The organisation responsible for helping to grow Lancashire’s economy must not be seen to be “paying lip service” to a government-ordered review of how it operates, one of its members has warned.
The Lancashire Enterprise Partnership (LEP) - and its counterparts across the country - have to make a series of changes to the way they function, some of which need to be completed by the end of the month.
“The importance of the LEP in Lancashire is that this is the only body which government can look to to decide whether we should be an area to invest in. The LEP - and especially the chair - have got to be seen to be standing on a model that government can say they want to back,” Ms. Barker told a meeting of the organisation's board.
A new chair is expected to be appointed within a month to replace supermarket supremo Edwin Booth who stepped down from the role last December after seven years.
But the LEP also aims to take on a chief executive officer to offer advice to the board. Members heard that an interim had been appointed to the role, but their identity was not revealed.
“We had four weeks to do this and we had to try and get somebody with the [right] skillset,” interim chair David Taylor said.
“I knew some people...that identified somebody who could help us - and we just did what I felt we needed to do.”
The board was told that a CV for the interim chief executive - who starts work on 1st April - would be circulated to them.
But the arrangements for appointing to the permanent positions of chair and CEO came under scrutiny over of the scope of the role of Lancashire County Council in deciding who fills the key positions.
As part of the review process, the LEP has to demonstrate that it is independent of the authority - which is currently its sole member. County Hall is also the so-called “accountable body”, with overall responsibility for the organisation - but the review process demands the LEP demonstrates its operational independence from the council.
“There are specific references to the accountable body [approving] the appointment of the chair and chief executive - and I think that’s a step too far in terms of making sure this is a private sector-driven LEP,” Burnley Council leader Mark Townsend said.
Paul Evans, from the government’s Cities and Local Growth Unit, also said that he found the arrangement “a bit concerning”.
County Council leader Geoff Driver said that he could “live with” substituting a veto for formal approval in the appointments process and said he would hope never to have to use it, but added: “We’ve got to recognise the risk [posed by being] the accountable body.”
The authority’s chief executive, Angie Ridgwell also warned that it would be she and County Cllr Driver who would be brought for parliament’s public accounts committee in the event of a problem - but focused on the potential of bringing new individuals to the organisation.
“This is a real opportunity...where we can really move forward - the LEP has done brilliantly, but we now need to start a new journey,” Ms. Ridgwell said.
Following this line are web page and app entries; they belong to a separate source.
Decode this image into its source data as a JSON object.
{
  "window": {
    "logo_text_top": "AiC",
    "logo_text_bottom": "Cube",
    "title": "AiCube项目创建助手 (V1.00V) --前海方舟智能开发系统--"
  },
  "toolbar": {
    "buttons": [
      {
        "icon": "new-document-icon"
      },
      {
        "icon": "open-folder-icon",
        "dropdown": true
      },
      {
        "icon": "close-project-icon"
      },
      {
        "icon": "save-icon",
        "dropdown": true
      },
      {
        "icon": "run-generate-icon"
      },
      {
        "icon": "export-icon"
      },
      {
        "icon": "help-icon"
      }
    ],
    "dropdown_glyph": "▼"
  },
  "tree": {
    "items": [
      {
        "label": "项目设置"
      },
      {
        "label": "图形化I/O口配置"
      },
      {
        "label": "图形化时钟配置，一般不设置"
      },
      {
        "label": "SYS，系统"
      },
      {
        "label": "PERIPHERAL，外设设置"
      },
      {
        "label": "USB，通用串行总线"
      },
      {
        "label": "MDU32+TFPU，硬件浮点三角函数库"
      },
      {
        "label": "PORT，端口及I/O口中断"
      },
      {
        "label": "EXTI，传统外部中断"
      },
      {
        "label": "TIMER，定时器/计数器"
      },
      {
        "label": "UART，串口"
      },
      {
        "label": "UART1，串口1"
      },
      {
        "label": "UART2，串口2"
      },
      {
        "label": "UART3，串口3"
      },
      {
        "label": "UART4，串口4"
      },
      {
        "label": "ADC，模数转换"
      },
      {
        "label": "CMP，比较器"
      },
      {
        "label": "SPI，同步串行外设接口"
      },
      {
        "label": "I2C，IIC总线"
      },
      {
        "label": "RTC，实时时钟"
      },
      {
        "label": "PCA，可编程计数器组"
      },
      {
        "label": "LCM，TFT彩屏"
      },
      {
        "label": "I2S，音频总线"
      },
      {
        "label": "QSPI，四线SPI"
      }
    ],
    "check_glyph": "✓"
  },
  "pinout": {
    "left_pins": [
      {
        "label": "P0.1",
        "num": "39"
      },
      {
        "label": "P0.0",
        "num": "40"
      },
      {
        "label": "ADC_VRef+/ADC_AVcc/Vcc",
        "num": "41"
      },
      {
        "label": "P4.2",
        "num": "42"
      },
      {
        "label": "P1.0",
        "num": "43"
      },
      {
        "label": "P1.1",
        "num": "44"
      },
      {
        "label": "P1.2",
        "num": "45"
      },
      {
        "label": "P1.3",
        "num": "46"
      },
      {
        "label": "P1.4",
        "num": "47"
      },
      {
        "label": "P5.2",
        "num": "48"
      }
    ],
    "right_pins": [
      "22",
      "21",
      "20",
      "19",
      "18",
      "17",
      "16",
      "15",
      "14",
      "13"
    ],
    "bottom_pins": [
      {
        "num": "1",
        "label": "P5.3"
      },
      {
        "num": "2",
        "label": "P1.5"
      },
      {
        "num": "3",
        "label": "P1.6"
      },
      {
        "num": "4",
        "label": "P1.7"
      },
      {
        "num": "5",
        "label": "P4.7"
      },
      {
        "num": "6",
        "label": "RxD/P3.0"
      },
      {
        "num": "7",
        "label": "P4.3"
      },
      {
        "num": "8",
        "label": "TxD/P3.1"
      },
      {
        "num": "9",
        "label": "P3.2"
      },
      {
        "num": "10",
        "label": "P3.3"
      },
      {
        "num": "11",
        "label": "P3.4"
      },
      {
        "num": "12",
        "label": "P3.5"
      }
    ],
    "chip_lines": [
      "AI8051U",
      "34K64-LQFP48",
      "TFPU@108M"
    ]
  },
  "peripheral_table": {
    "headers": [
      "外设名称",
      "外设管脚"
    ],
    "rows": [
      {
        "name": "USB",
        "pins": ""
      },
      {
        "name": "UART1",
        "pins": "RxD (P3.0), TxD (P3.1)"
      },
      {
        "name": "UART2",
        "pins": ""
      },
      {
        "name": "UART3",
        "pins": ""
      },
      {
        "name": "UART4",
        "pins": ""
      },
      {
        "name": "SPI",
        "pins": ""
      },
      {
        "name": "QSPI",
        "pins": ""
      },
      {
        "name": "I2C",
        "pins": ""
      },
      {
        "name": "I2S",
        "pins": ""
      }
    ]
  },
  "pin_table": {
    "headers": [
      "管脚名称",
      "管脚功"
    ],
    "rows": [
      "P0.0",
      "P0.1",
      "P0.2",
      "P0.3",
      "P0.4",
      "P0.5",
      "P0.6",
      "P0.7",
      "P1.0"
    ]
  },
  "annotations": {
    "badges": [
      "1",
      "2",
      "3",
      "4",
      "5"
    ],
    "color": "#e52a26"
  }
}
The meeting heard that the chair and CEO would need a period of grace to settle in before making any “tough decisions” about the future workings of the organisation - but the meeting heard that timeframes would be put in place for when things had to be achieved as part of the ongoing changes.
In order to cement the perception of the LEP’s independence from County Hall, the partnership’s small number of staff will move out of the building by the end of the month - although that is not a formal requirement of the government’s review.
Shareholdings in the LEP will also be opened up to local authorities across Lancashire - and, eventually, to the private sector.
But the meeting heard that any new shareholders from outside the LEP itself would have a “constitutional” rather than operational role, after board member Mike Blackburn raised the prospect of the group’s work being “strangulated” from the outside.
Paul Evans praised the LEP for doing “a tremendous amount of work” on its overhaul.
“There’s been some really good, sensible discussion which I find very encouraging,” he said.